There were many times early in Brooke Eden’s singing career when she performed in front of sparse crowds. She often wondered if her dream of making it in Nashville would come true.
Disappointments like those could derail careers before they even get started. But Eden’s commitment to realizing her dream, as well as enduring some unpleasant setbacks, steeled her for the arduous road to country music stardom.
Now, with her first EP for Red Bow Records slated for release later this year, Eden (BSBA ’11) is closer than ever to making a major breakthrough in Nashville.
But before she learned the ropes of country music—sharing stages with the likes of Alan Jackson, Tim McGraw and Sugarland—Eden was learning about the business behind the music scene at Warrington.
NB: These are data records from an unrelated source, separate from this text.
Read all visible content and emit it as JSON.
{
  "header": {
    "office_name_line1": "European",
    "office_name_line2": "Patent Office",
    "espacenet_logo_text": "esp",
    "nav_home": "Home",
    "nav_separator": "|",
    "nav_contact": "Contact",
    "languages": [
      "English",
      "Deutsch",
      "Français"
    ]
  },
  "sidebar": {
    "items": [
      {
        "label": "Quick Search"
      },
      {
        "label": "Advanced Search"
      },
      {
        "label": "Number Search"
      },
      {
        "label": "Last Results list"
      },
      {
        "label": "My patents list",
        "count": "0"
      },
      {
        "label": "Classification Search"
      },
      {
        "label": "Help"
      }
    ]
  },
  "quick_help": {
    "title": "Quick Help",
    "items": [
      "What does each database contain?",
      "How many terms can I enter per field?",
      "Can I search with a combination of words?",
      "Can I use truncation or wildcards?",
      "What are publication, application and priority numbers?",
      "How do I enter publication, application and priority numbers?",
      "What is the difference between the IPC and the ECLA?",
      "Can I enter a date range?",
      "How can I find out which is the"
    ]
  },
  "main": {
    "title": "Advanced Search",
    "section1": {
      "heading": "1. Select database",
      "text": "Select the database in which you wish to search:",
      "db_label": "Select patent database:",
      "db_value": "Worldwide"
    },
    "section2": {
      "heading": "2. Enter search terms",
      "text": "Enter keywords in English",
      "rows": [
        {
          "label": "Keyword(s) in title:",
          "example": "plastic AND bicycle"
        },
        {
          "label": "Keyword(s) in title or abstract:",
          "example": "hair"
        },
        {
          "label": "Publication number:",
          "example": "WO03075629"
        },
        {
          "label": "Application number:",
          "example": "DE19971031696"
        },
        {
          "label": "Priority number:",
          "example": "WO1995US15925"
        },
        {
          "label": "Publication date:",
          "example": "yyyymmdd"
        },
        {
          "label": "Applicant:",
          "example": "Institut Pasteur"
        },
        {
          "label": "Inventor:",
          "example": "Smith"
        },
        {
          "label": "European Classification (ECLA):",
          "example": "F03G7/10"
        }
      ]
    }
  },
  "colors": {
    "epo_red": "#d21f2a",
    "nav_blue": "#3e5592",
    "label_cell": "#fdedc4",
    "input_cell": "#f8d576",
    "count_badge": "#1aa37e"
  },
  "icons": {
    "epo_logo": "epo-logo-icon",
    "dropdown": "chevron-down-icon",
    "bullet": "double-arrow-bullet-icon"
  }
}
While she could have majored in a music- or arts-related field, she believed a business education was the ideal complement to a performing career.
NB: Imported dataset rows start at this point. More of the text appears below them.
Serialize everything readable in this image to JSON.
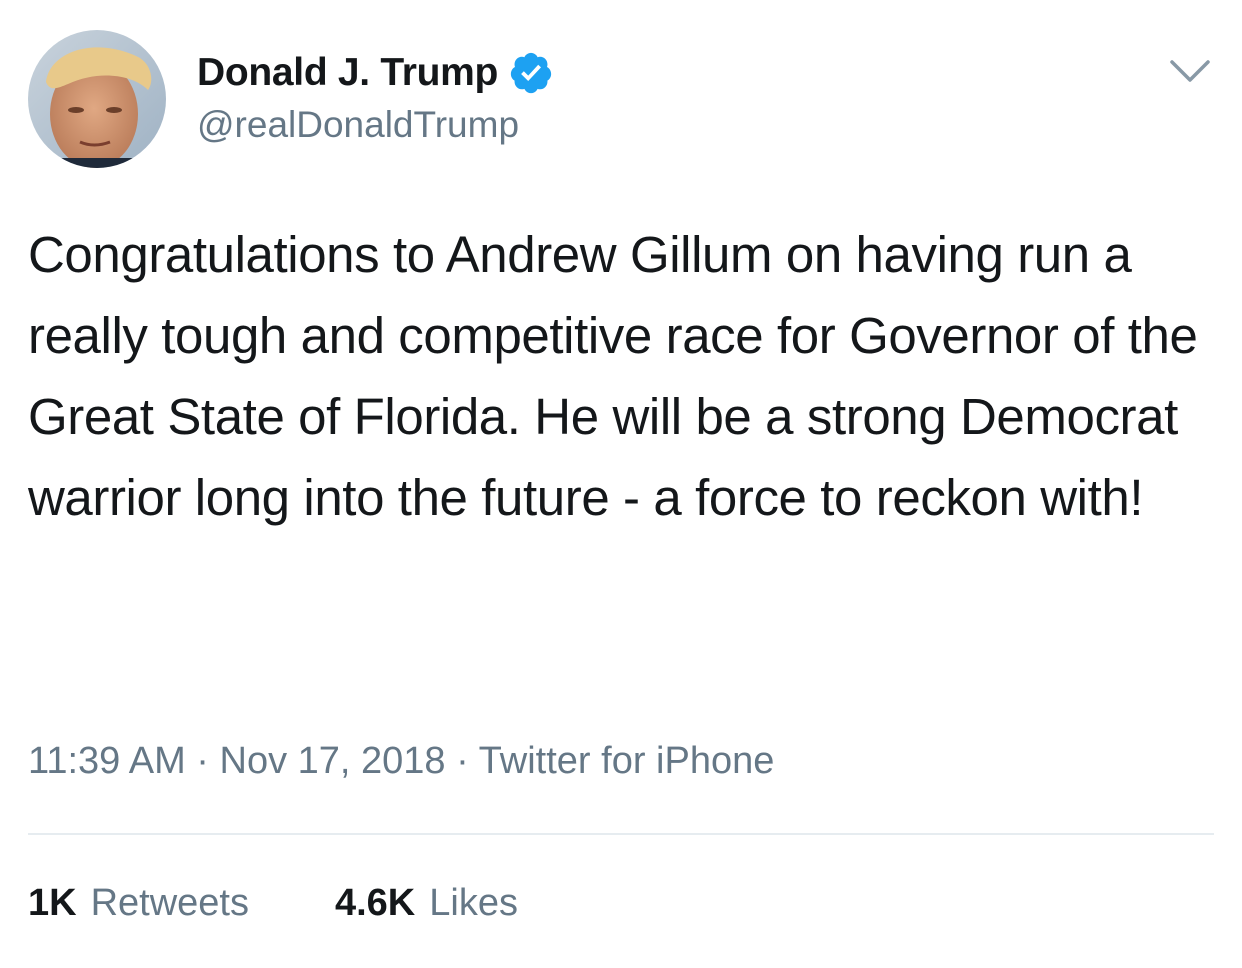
{
  "author": {
    "display_name": "Donald J. Trump",
    "handle": "@realDonaldTrump",
    "verified": true
  },
  "tweet": {
    "text": "Congratulations to Andrew Gillum on having run a really tough and competitive race for Governor of the Great State of Florida. He will be a strong Democrat warrior long into the future - a force to reckon with!",
    "time": "11:39 AM",
    "separator": "·",
    "date": "Nov 17, 2018",
    "source": "Twitter for iPhone"
  },
  "stats": {
    "retweets_count": "1K",
    "retweets_label": "Retweets",
    "likes_count": "4.6K",
    "likes_label": "Likes"
  },
  "colors": {
    "text_primary": "#14171a",
    "text_secondary": "#657786",
    "verified_blue": "#1da1f2",
    "divider": "#e6ecf0"
  },
  "icons": {
    "verified": "verified-badge-icon",
    "menu": "chevron-down-icon"
  }
}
“I knew I was going to move to Nashville, and I didn’t want to go in completely clueless with what the world would hit me with,” said Eden, whose real name is Brooke Halvie.
Eden’s freshman year at Warrington was memorable for her appearance on American Idol. She advanced to Hollywood, and won over judges Paula Abdul, Randy Jackson, and the usually harsh Simon Cowell, but her appearance was portrayed in an unflattering light.
Although it pained her to be portrayed that way to millions of viewers, there was a lesson to be learned—a lesson that helped create the edgy and soulful brand of country music she’s known for.
“I was so excited about the potential of being on that show,” said Eden, 27. “I thought it was going to be my gateway into the music industry. I certainly wasn’t portrayed the way I wanted to be portrayed, but that was a good wakeup call for me. It made me grow a thicker skin, for sure, and lit a fire under me to work harder.”
Eden was more determined than ever to become successful, but she was also practical in her approach. Eden waited almost a year before departing for Nashville in 2012, and continued to work and perform near her hometown of West Palm Beach. She wanted additional time to refine her skills, and save more money so she wouldn’t have to find a part-time job.
“I’m an all-or-nothing type of person,” Eden said. “When I got to Nashville, music was going to be my job 24/7.”
Eden wrote songs during the week, and performed either in Nashville or back in Florida on the weekends. She was living her dream, but doubt was a constant companion.
“I loved what I was doing,” she said, “but there were definitely times where I felt, ‘Oh my gosh! Nobody showed up to my show! Nobody knows me!’
“But the more I did it, I saw progress. One show a week turned into two shows a week, which turned into five shows a week. I never wanted to be an overnight success. I feel like I’ve earned where I am.”
After two years in Nashville, Eden’s hard work paid off when her self-released single, “American Dreamin,’” received significant playtime on Sirius XM’s country music radio channel, The Highway. She caught the attention of Red Bow Records—a label imprint of BBR Music Group that features well-known country artists like Jason Aldean and Trace Adkins—and signed with Red Bow a few months later.
In December 2015, she released her debut Red Bow Records single, “Daddy’s Money,” a hard-charging anthem honoring her blue collar roots. The hit is most representative of Eden’s raw strength and energy.
“There’s honesty in my songs,” said Eden, who’s written more than 100 of them. “When I moved to Nashville, there were a lot of sweet, girly songs on the radio. I’m writing songs from a different perspective with more of an edge.”
And that refreshing sound is resonating with country fans across the U.S. Eden is winding down a national tour that will culminate at the Billboard Hot 100 Music Festival in New York. From there, she’ll put the final touches on her EP.